The fight against this highly contagious virus continues to define daily life: Cases are rising; the president was diagnosed with COVID-19; Disneyland is still closed and the death toll is comparable to some of our most tragic wars.
That won’t always be the case. Tsipursky described a scenario in which increasingly effective vaccines and treatments will slowly reduce the spread of the virus over the course of years – a gradual process, rather than a quick return to what life was like in January 2020.
Dr. Anthony Fauci has hinted at a similar future, warning that approval of a vaccine would not be an “overnight event” that quickly returns the nation to a normal way of life. Even “getting back to a degree of normality which resembles where we were prior to COVID” might not arrive until late 2021, he said in early September.

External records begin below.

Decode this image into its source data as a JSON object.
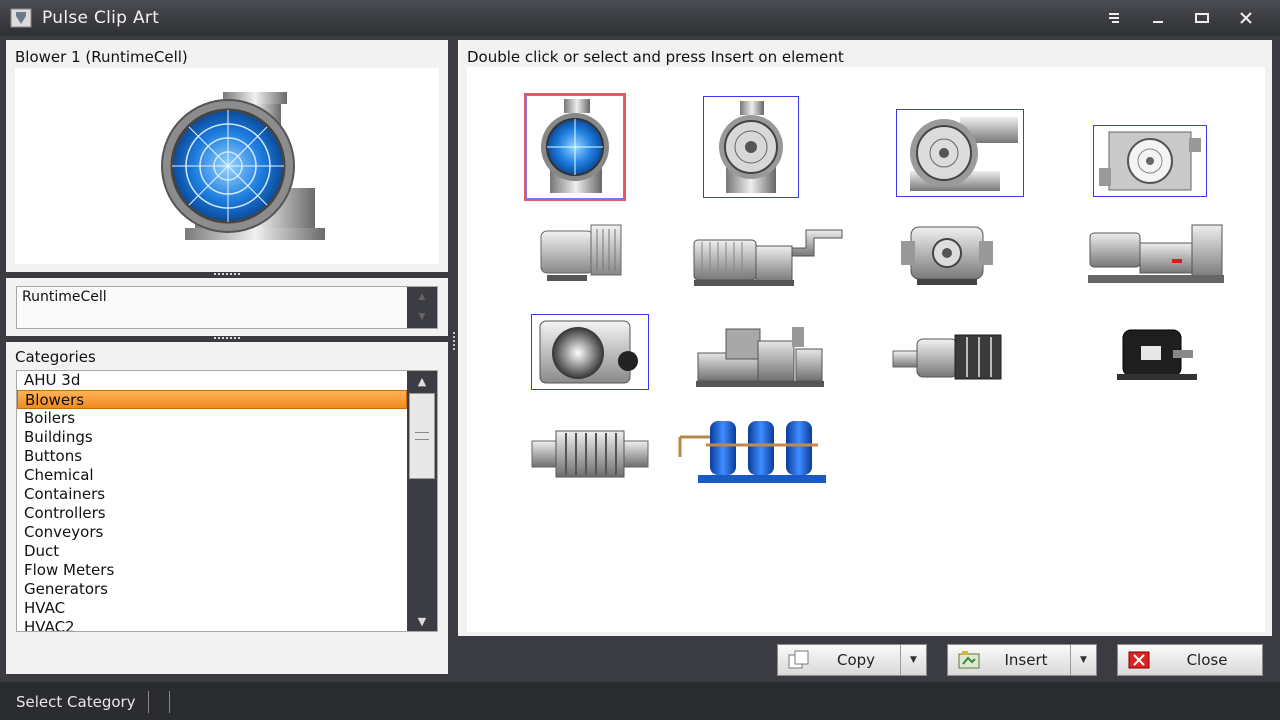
{
  "window": {
    "title": "Pulse Clip Art",
    "controls": [
      "menu-icon",
      "minimize-icon",
      "maximize-icon",
      "close-icon"
    ]
  },
  "left_pane": {
    "title": "Blower 1 (RuntimeCell)",
    "cell_type": "RuntimeCell",
    "categories_label": "Categories",
    "categories": [
      "AHU 3d",
      "Blowers",
      "Boilers",
      "Buildings",
      "Buttons",
      "Chemical",
      "Containers",
      "Controllers",
      "Conveyors",
      "Duct",
      "Flow Meters",
      "Generators",
      "HVAC",
      "HVAC2"
    ],
    "selected_category": "Blowers"
  },
  "right_pane": {
    "instruction": "Double click or select and press Insert on element"
  },
  "buttons": {
    "copy": "Copy",
    "insert": "Insert",
    "close": "Close"
  },
  "status": {
    "text": "Select Category"
  },
  "colors": {
    "selection": "#f39a30",
    "frame": "#3a3aee",
    "selected_frame": "#e45a5a",
    "blower_blue": "#1f7fe0"
  }
}
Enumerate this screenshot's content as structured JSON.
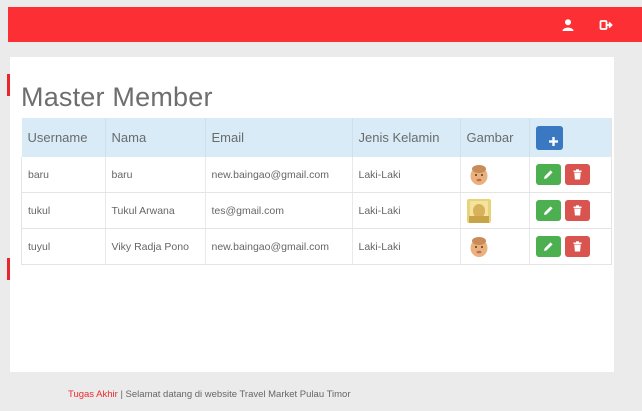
{
  "topbar": {
    "color": "#fb2f34",
    "icons": [
      "user-icon",
      "sign-out-icon"
    ]
  },
  "page": {
    "title": "Master Member"
  },
  "table": {
    "headers": [
      "Username",
      "Nama",
      "Email",
      "Jenis Kelamin",
      "Gambar"
    ],
    "add_button_icon": "plus-icon",
    "rows": [
      {
        "username": "baru",
        "nama": "baru",
        "email": "new.baingao@gmail.com",
        "jenis_kelamin": "Laki-Laki",
        "gambar": "avatar-baby"
      },
      {
        "username": "tukul",
        "nama": "Tukul Arwana",
        "email": "tes@gmail.com",
        "jenis_kelamin": "Laki-Laki",
        "gambar": "avatar-yellow"
      },
      {
        "username": "tuyul",
        "nama": "Viky Radja Pono",
        "email": "new.baingao@gmail.com",
        "jenis_kelamin": "Laki-Laki",
        "gambar": "avatar-baby"
      }
    ],
    "row_actions": [
      "pencil-icon",
      "trash-icon"
    ]
  },
  "footer": {
    "brand": "Tugas Akhir",
    "text": "| Selamat datang di website Travel Market Pulau Timor"
  },
  "colors": {
    "accent": "#fb2f34",
    "primary": "#3a78c2",
    "success": "#4cb050",
    "danger": "#d9534f",
    "header_row": "#d8ebf6"
  }
}
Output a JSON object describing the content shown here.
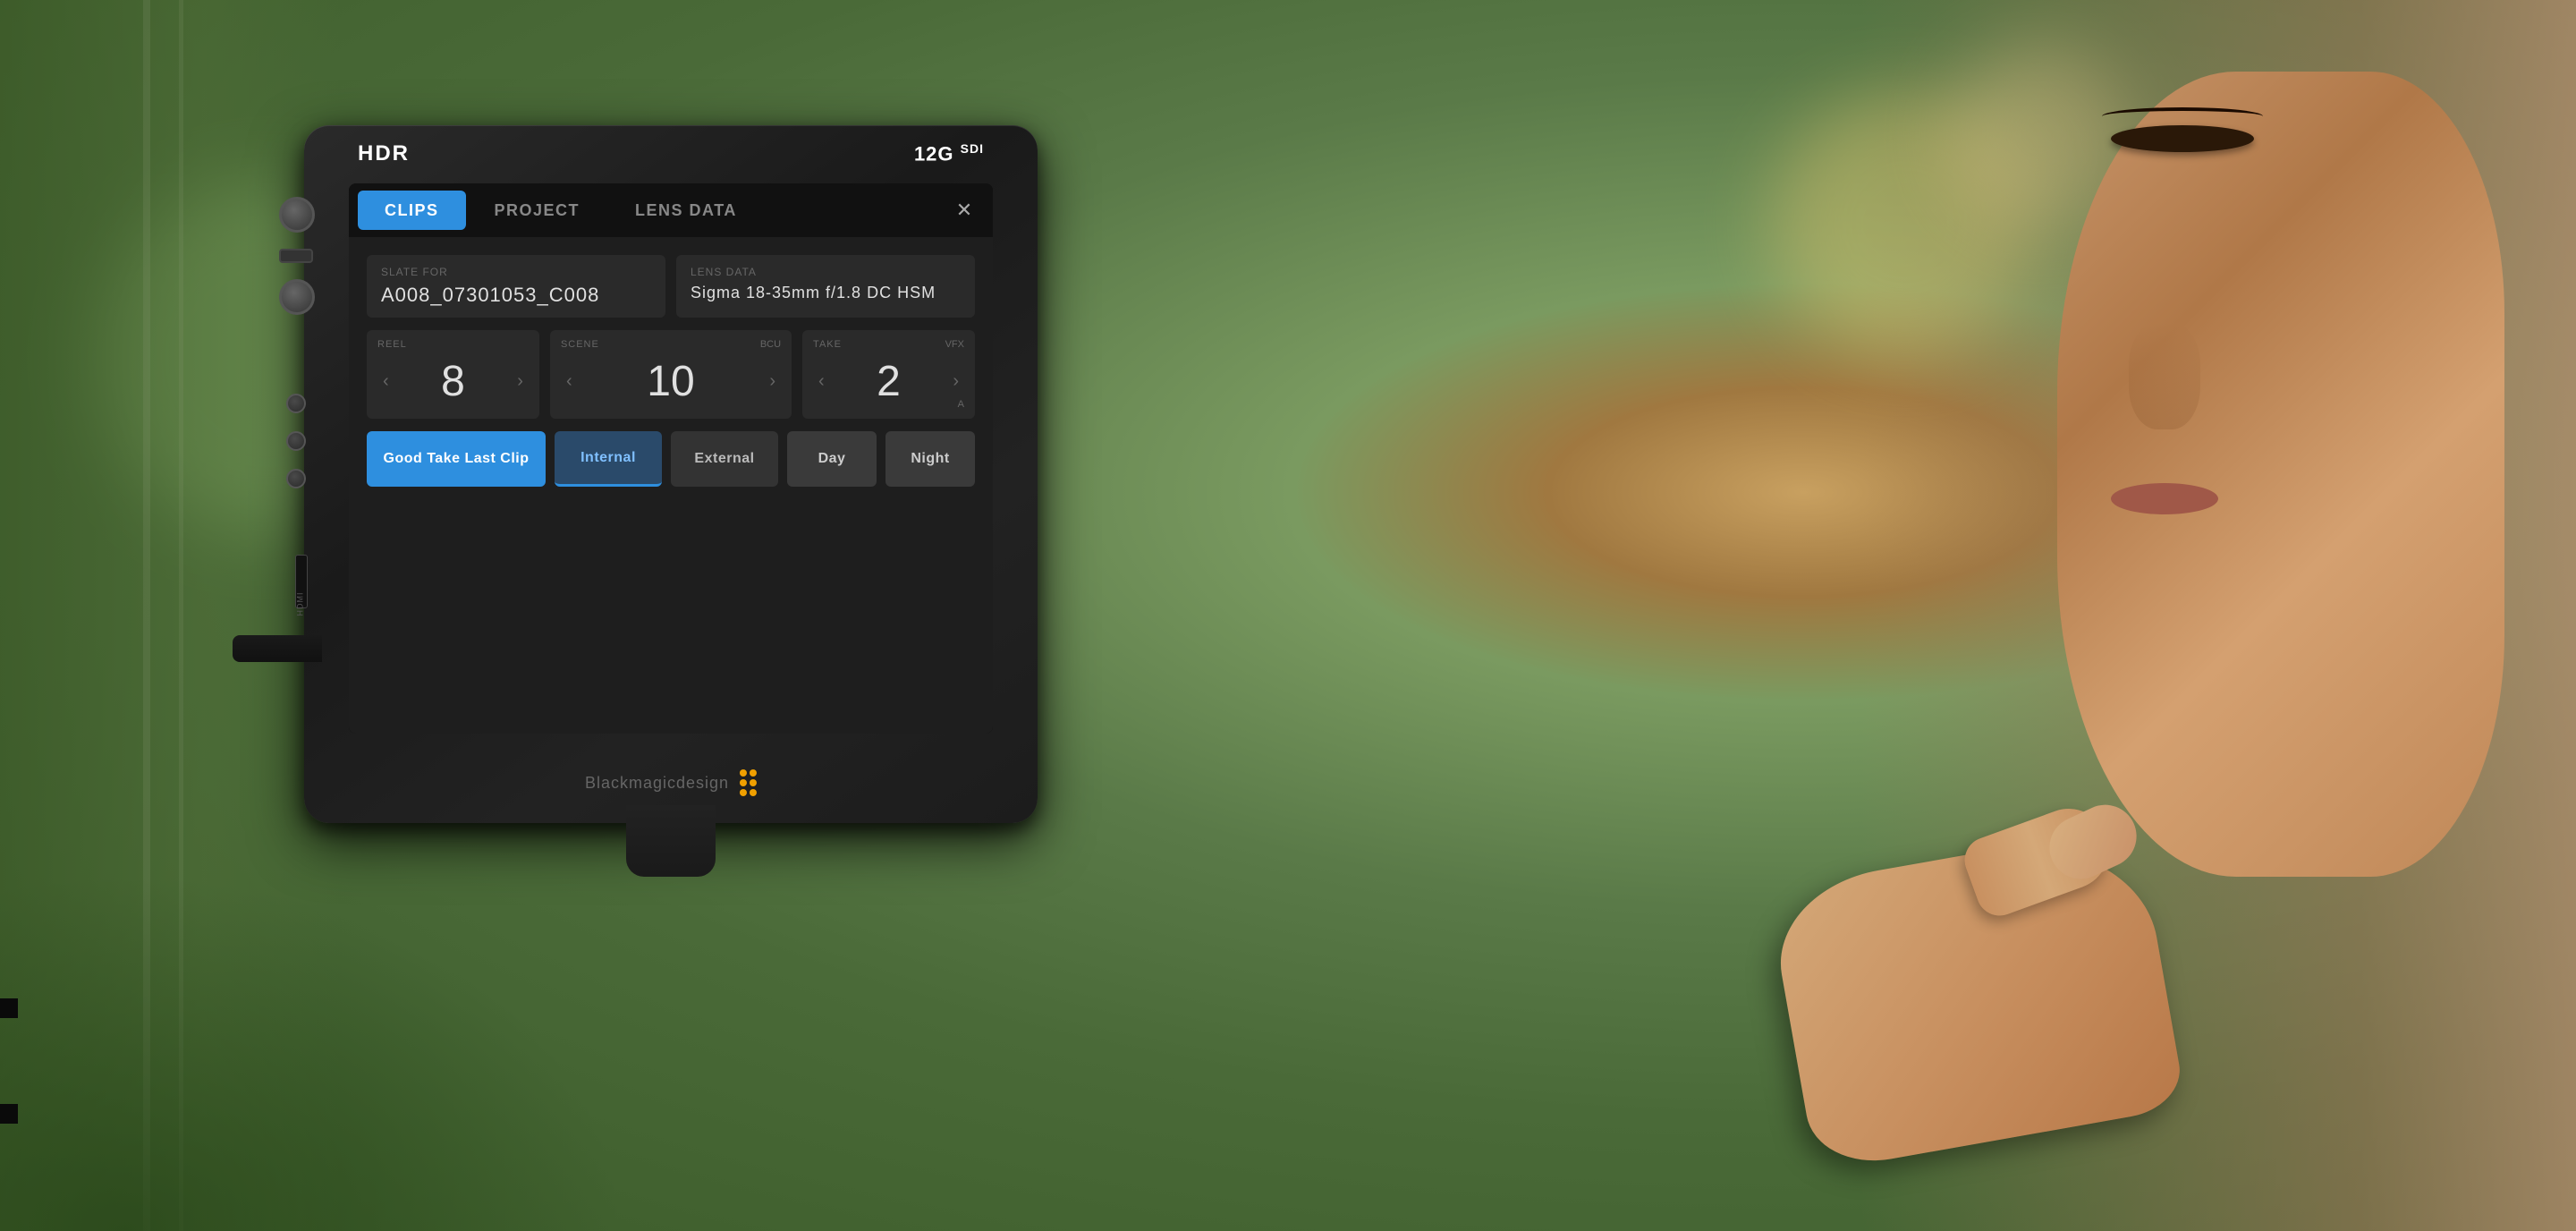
{
  "background": {
    "colors": {
      "primary": "#6a8a5a",
      "bokeh1": "#e8c870",
      "bokeh2": "#90b870"
    }
  },
  "device": {
    "hdr_badge": "HDR",
    "sdi_badge": "12G",
    "sdi_suffix": "SDI",
    "brand_name": "Blackmagicdesign",
    "hdmi_label": "HDMI"
  },
  "screen": {
    "tabs": [
      {
        "id": "clips",
        "label": "CLIPS",
        "active": true
      },
      {
        "id": "project",
        "label": "PROJECT",
        "active": false
      },
      {
        "id": "lens_data",
        "label": "LENS DATA",
        "active": false
      }
    ],
    "close_label": "✕",
    "slate_for_label": "SLATE FOR",
    "slate_value": "A008_07301053_C008",
    "lens_data_label": "LENS DATA",
    "lens_data_value": "Sigma 18-35mm f/1.8 DC HSM",
    "reel_label": "REEL",
    "reel_value": "8",
    "scene_label": "SCENE",
    "scene_value": "10",
    "bcu_label": "BCU",
    "take_label": "TAKE",
    "take_value": "2",
    "vfx_label": "VFX",
    "a_label": "A",
    "buttons": [
      {
        "id": "good_take",
        "label": "Good Take Last Clip",
        "style": "blue"
      },
      {
        "id": "internal",
        "label": "Internal",
        "style": "dark_active"
      },
      {
        "id": "external",
        "label": "External",
        "style": "dark"
      },
      {
        "id": "day",
        "label": "Day",
        "style": "medium"
      },
      {
        "id": "night",
        "label": "Night",
        "style": "medium"
      }
    ],
    "arrow_left": "‹",
    "arrow_right": "›"
  }
}
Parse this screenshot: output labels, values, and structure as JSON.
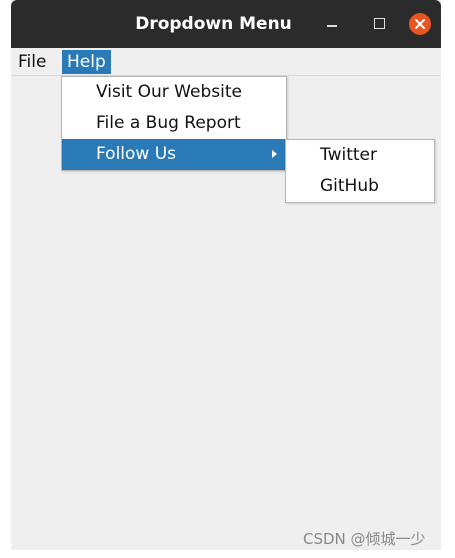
{
  "window": {
    "title": "Dropdown Menu",
    "controls": {
      "minimize_icon": "minimize-icon",
      "maximize_icon": "maximize-icon",
      "close_icon": "close-icon",
      "close_color": "#e95420"
    }
  },
  "menubar": {
    "items": [
      {
        "label": "File"
      },
      {
        "label": "Help"
      }
    ]
  },
  "help_menu": {
    "items": [
      {
        "label": "Visit Our Website"
      },
      {
        "label": "File a Bug Report"
      },
      {
        "label": "Follow Us",
        "has_submenu": true,
        "selected": true
      }
    ]
  },
  "follow_submenu": {
    "items": [
      {
        "label": "Twitter"
      },
      {
        "label": "GitHub"
      }
    ]
  },
  "watermark": "CSDN @倾城一少",
  "colors": {
    "titlebar": "#2b2b2b",
    "selection": "#2a7ab8",
    "window_bg": "#efefef"
  }
}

As long as the virus continues to spread, previously normal activities such as going to a bar, attending a crowded concert, or even hosting a family gathering over the holidays will continue to come with significant risks. And those risks aren’t only about your own health, Tsipursky stressed.
Because the virus preys on the vulnerable, this year a normal holiday gathering can “kill grandma,” Tsipursky said. And the virus’ path to such a vulnerable person can wind through their family’s everyday activities.
Abdul Djiguiba, of Milwaukee, wears a mask as he gets gas at a fueling station on Tuesday, Sept. 22.Accept the current reality
Months ago, experts recommended embracing grief amid the pandemic. It’s OK to mourn the loss of a job, the postponed or virtual graduation ceremony, the favorite restaurant that closed.
Tsipursky and Oettingen recommended similar thinking today: It’s important to accept that, for a time, this disease will continue to upend our daily lives.
It’s easy to become preoccupied with “if only,” Oettingen said – to fantasize about enjoying something lost in recent months or what life would be like if the pandemic was over.
But in many cases, those fantasies won’t be realized in the near future. And wishing it was different is futile, Oettingen said.
Adjust your expectations and fantasies
A more positive approach: Spend a quiet moment to carefully adjust thinking and expectations.
Oettingen, who has written extensively about transforming wishes for the future into actionable goals, recommends a method called “WOOP” – or wish, outcome, obstacle, plan.
The goal: Let go of fantasies that aren’t possible or healthy so that you can find new ones that you can achieve.
Get specific, she said. Think about exactly what you’re lacking amid the pandemic – What do you really want?
Those who miss face-to-face gatherings are likely longing for social connection. Those who miss traveling might be missing relaxation – or maybe adventure.
There are ways to achieve those things even amid a pandemic, Oettingen said. In many cases, it’s an opportunity to uncover something joyful that has been hiding in plain sight.
Social connection can be found in virtual visits with long-lost friends. Relaxation can be found in a quiet walk by a nearby river. Adventure might be found by finally kayaking down that river.
It’s an individual process, Oettingen said: “Get creative in finding something that is feasible for you during the pandemic.”
But a happier life won’t happen without action, Oettingen said. So the next steps are critical: Figure out “what is it in you” that stands in the way of accomplishing this new goal, then make a plan to overcome it.
Letting go of your fantasies about a pre-pandemic life isn’t only good for your mental health – it’s good for your physical health, Tsipursky said.
“There are so many people who have not changed their thought patterns,” he said. As the months drag on, they feel as if living out their fantasies of a normal life are likely safe for them and their family – even when they’re not.
“Don’t act as if things are normal,” Tsipursky said. That can be a “tragic, tragic mistake.”
This article originally appeared on USA TODAY: COVID: When will things go back to normal? They won’t, experts say